EXERCISE REQUIREMENTS: In full and without error, repeat the entries below.

SOURCE DATA:
________________________________________

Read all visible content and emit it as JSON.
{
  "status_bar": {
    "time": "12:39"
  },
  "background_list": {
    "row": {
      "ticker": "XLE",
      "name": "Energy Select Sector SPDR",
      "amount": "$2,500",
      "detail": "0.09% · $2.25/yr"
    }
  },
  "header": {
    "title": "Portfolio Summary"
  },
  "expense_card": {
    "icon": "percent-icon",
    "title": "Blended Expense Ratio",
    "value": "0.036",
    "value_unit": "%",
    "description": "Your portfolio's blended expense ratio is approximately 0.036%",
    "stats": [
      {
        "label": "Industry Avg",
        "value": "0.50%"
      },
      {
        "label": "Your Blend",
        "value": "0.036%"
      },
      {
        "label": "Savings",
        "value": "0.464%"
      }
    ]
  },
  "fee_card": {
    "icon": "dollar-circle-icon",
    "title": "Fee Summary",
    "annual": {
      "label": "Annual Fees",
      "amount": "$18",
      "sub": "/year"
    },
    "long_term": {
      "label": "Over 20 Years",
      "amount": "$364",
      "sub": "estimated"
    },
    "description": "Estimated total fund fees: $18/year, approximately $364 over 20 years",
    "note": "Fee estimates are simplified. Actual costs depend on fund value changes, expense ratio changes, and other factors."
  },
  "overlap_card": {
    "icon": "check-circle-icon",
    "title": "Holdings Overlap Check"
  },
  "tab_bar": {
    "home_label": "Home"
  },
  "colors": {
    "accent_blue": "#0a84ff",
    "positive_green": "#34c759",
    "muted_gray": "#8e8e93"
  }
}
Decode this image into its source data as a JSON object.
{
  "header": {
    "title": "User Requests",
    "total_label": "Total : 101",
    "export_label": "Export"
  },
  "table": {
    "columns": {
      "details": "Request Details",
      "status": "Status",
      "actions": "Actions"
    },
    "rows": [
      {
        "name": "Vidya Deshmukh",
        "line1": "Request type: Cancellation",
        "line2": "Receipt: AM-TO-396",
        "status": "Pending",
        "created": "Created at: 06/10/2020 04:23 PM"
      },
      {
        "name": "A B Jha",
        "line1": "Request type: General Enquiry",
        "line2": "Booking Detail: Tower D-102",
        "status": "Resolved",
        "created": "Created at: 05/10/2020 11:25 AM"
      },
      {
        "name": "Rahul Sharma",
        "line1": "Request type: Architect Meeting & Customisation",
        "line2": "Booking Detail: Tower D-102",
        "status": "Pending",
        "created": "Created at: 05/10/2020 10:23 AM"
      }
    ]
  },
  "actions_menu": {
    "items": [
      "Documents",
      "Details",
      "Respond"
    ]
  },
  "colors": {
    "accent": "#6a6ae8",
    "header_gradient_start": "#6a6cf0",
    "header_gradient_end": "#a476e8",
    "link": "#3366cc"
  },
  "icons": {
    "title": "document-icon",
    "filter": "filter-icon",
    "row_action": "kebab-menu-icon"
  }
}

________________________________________

ANSWER SECTION:
Read all visible content and emit it as JSON.
{
  "status_bar": {
    "time": "12:39"
  },
  "background_list": {
    "row": {
      "ticker": "XLE",
      "name": "Energy Select Sector SPDR",
      "amount": "$2,500",
      "detail": "0.09% · $2.25/yr"
    }
  },
  "header": {
    "title": "Portfolio Summary"
  },
  "expense_card": {
    "icon": "percent-icon",
    "title": "Blended Expense Ratio",
    "value": "0.036",
    "value_unit": "%",
    "description": "Your portfolio's blended expense ratio is approximately 0.036%",
    "stats": [
      {
        "label": "Industry Avg",
        "value": "0.50%"
      },
      {
        "label": "Your Blend",
        "value": "0.036%"
      },
      {
        "label": "Savings",
        "value": "0.464%"
      }
    ]
  },
  "fee_card": {
    "icon": "dollar-circle-icon",
    "title": "Fee Summary",
    "annual": {
      "label": "Annual Fees",
      "amount": "$18",
      "sub": "/year"
    },
    "long_term": {
      "label": "Over 20 Years",
      "amount": "$364",
      "sub": "estimated"
    },
    "description": "Estimated total fund fees: $18/year, approximately $364 over 20 years",
    "note": "Fee estimates are simplified. Actual costs depend on fund value changes, expense ratio changes, and other factors."
  },
  "overlap_card": {
    "icon": "check-circle-icon",
    "title": "Holdings Overlap Check"
  },
  "tab_bar": {
    "home_label": "Home"
  },
  "colors": {
    "accent_blue": "#0a84ff",
    "positive_green": "#34c759",
    "muted_gray": "#8e8e93"
  }
}
Decode this image into its source data as a JSON object.
{
  "header": {
    "title": "User Requests",
    "total_label": "Total : 101",
    "export_label": "Export"
  },
  "table": {
    "columns": {
      "details": "Request Details",
      "status": "Status",
      "actions": "Actions"
    },
    "rows": [
      {
        "name": "Vidya Deshmukh",
        "line1": "Request type: Cancellation",
        "line2": "Receipt: AM-TO-396",
        "status": "Pending",
        "created": "Created at: 06/10/2020 04:23 PM"
      },
      {
        "name": "A B Jha",
        "line1": "Request type: General Enquiry",
        "line2": "Booking Detail: Tower D-102",
        "status": "Resolved",
        "created": "Created at: 05/10/2020 11:25 AM"
      },
      {
        "name": "Rahul Sharma",
        "line1": "Request type: Architect Meeting & Customisation",
        "line2": "Booking Detail: Tower D-102",
        "status": "Pending",
        "created": "Created at: 05/10/2020 10:23 AM"
      }
    ]
  },
  "actions_menu": {
    "items": [
      "Documents",
      "Details",
      "Respond"
    ]
  },
  "colors": {
    "accent": "#6a6ae8",
    "header_gradient_start": "#6a6cf0",
    "header_gradient_end": "#a476e8",
    "link": "#3366cc"
  },
  "icons": {
    "title": "document-icon",
    "filter": "filter-icon",
    "row_action": "kebab-menu-icon"
  }
}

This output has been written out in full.